Chamberlain-Russell was exclusively a pro rivalry, though, and Russell usually had the better supporting cast. And nobody should liken Chamberlain's back-to-the-basket, post-up style to that of Sampson, who plays out on the court, more often than not in a face-up position, and is notably unacquainted with the word selfish.
A more valid rivalry for comparison would be a collegiate rivalry, the George Mikan-Bob Kurland duels of the mid-405. They played five times over three seasons, with Mikan's DePaul team defeating Kurland's Oklahoma A&M Aggies on three occasions. Mikan, 6'9", the slow hooker, outscored Kurland, a 7-foot defensive practitioner, 77-64 in the five games. But the total point spread between the teams was only seven—and in Oklahoma A&M's favor. The Aggies won the NCAA title in 1945 and 1946 without having to face the Blue Demons in the tournament; following the 1944-45 season, Oklahoma A&M did play DePaul, which had waited around for a week in Manhattan after winning the NIT, in a benefit for the Red Cross. Again, as in Chamberlain-Russell, advantage to the defender. The Aggies won 52-44—Kurland getting 14 points, Mikan getting nine as he fouled out early.

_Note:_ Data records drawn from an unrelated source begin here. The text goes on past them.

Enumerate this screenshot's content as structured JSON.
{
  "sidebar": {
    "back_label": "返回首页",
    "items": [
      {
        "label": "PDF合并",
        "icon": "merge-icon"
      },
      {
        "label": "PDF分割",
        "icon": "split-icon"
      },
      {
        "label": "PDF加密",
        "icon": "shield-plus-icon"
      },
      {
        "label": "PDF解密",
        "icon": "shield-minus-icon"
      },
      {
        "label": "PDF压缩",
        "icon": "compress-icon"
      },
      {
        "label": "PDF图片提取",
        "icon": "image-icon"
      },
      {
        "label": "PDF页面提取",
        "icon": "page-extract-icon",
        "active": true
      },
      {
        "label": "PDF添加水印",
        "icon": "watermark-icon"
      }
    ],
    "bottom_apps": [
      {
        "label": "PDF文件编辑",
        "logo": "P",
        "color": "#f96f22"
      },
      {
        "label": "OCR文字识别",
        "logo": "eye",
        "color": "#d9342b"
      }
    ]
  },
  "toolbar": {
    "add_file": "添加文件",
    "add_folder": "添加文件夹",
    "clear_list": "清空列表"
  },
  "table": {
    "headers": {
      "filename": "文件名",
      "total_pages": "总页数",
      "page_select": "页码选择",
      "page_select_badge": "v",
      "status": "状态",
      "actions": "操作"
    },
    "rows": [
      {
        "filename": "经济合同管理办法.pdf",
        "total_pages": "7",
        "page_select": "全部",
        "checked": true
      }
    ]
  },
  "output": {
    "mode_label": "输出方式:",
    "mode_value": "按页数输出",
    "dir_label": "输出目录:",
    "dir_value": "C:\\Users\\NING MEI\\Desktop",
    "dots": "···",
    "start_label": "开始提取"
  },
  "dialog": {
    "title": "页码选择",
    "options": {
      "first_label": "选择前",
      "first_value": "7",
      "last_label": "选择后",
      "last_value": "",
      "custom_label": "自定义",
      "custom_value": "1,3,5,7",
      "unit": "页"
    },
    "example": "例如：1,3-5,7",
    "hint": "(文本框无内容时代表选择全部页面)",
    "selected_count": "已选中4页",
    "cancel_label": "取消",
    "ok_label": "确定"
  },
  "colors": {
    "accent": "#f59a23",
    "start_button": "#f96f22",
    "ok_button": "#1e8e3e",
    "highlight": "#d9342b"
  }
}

More recently, the college game has seen two other center showdowns of historical as well as national-rankings significance. In both 1967 and 1968 UCLA and Lew Alcindor beat Houston and Elvin Hayes in the NCAA semifinals, but the game everyone remembers was the middle of the sandwich, on Jan. 20, 1968—Houston's 71-69 upset of UCLA. A crowd of 52,693 showed up at the Astrodome that night to see the first nationally televised, prime-time college game. (Hayes had 39 points; Alcindor, bothered by a scratched eyeball, went four for 18.) Six years later, in the 1973-74 season, North Carolina State and Tom Burleson upset UCLA and Bill Walton in the national semis—after having lost to the Bruins in the third game of the year—to end UCLA's NCAA title reign at seven in a row. Of course, the 7'4" Burleson and the 6'11" Walton did have two shorter helpers in David Thompson and Keith Wilkes. But the Sampson-Ewing matchup bears only a slight resemblance to these pairings of yore.

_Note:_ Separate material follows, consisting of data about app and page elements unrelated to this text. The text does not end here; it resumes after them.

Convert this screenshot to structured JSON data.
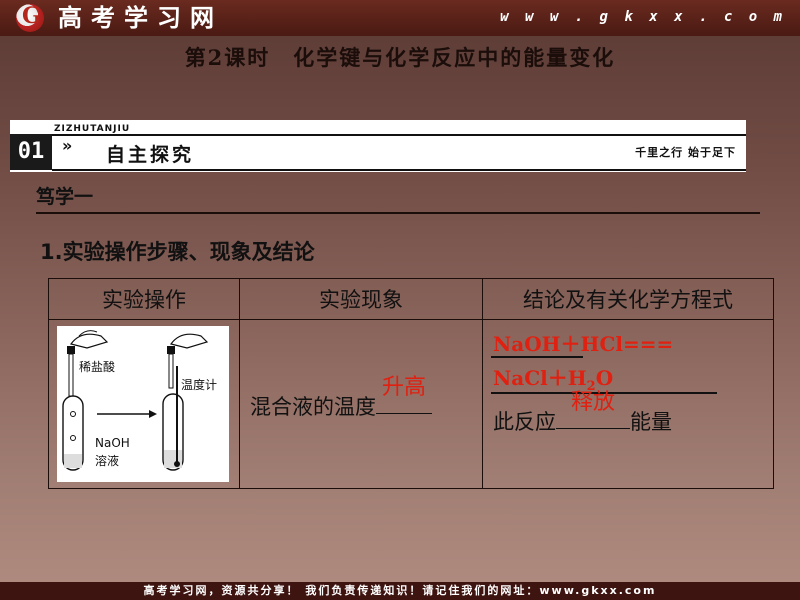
{
  "header": {
    "site_name": "高考学习网",
    "site_url": "w w w . g k x x . c o m",
    "logo_icon": "gkxx-logo-icon"
  },
  "lesson_title": "第2课时　化学键与化学反应中的能量变化",
  "banner": {
    "number": "01",
    "pinyin": "ZIZHUTANJIU",
    "arrow": "»",
    "title": "自主探究",
    "motto": "千里之行  始于足下"
  },
  "subsection": "笃学一",
  "heading": "1.实验操作步骤、现象及结论",
  "table": {
    "headers": [
      "实验操作",
      "实验现象",
      "结论及有关化学方程式"
    ],
    "diagram_labels": {
      "acid": "稀盐酸",
      "thermometer": "温度计",
      "naoh_line1": "NaOH",
      "naoh_line2": "溶液"
    },
    "phenomenon_text": "混合液的温度",
    "phenomenon_answer": "升高",
    "equation_line1": "NaOH＋HCl===",
    "equation_line2_prefix": "NaCl＋H",
    "equation_line2_sub": "2",
    "equation_line2_suffix": "O",
    "conclusion_prefix": "此反应",
    "conclusion_answer": "释放",
    "conclusion_suffix": "能量"
  },
  "footer": "高考学习网，资源共分享！  我们负责传递知识！请记住我们的网址：www.gkxx.com",
  "colors": {
    "answer_red": "#e02010",
    "header_bg": "#4a1a13"
  }
}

The other day Sampson was asked if he believed Ewing had reached Sampson's plateau. "I don't put myself on any level," he said. "I don't rate myself. I go into this game knowing he won't stop me and I won't stop him. It's who outthinks whom. I don't even know if we'll be the difference. Pat doesn't do a lot with the basketball, but he does what's needed. When he hit the turnaround jumper to start the championship game against North Carolina he surprised a lot of people. Not me. I figured he had the turnaround in there somewhere. He also may have a jump hook. We'll see."
For his part, Ewing plays down any mano a mano considerations. "I don't think either of us can singlehandedly beat the other team," he says. "I'm trying to learn the game as an art, a science—to pass better, set screens, receive the ball right, open my teammates for good shots. Ralph's a great player and he'll be able to do some things, but I hope anything he does I'll be able to offset. I don't have to score for us to win. All I need to do is play defense—any team plays defense, it'll come out on top."

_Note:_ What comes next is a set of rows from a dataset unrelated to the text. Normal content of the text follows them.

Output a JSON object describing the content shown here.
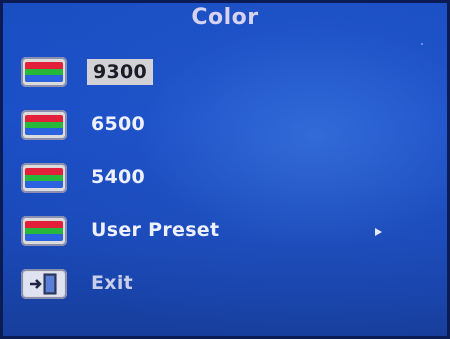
{
  "menu": {
    "title": "Color",
    "items": [
      {
        "label": "9300",
        "icon": "rgb-bars-icon",
        "selected": true
      },
      {
        "label": "6500",
        "icon": "rgb-bars-icon",
        "selected": false
      },
      {
        "label": "5400",
        "icon": "rgb-bars-icon",
        "selected": false
      },
      {
        "label": "User Preset",
        "icon": "rgb-bars-icon",
        "selected": false,
        "has_submenu": true
      },
      {
        "label": "Exit",
        "icon": "exit-door-icon",
        "selected": false
      }
    ]
  },
  "colors": {
    "background": "#1b4fc8",
    "text": "#eef0ff",
    "selected_bg": "#d2d2d6",
    "selected_text": "#1c1c28",
    "icon_red": "#e3203a",
    "icon_green": "#27b83b",
    "icon_blue": "#2b62e0"
  }
}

Stripped bare, this struggle would seem to pit Sampson's offense, his size and his remarkable basketball skills against Ewing's defense, his athleticism and his competitiveness. But that's only one end of the floor. The game may turn on what happens at the other end, when Ewing and the rest of the Georgetown shooters converge on the defensive fortifications of Sampson and Virginia.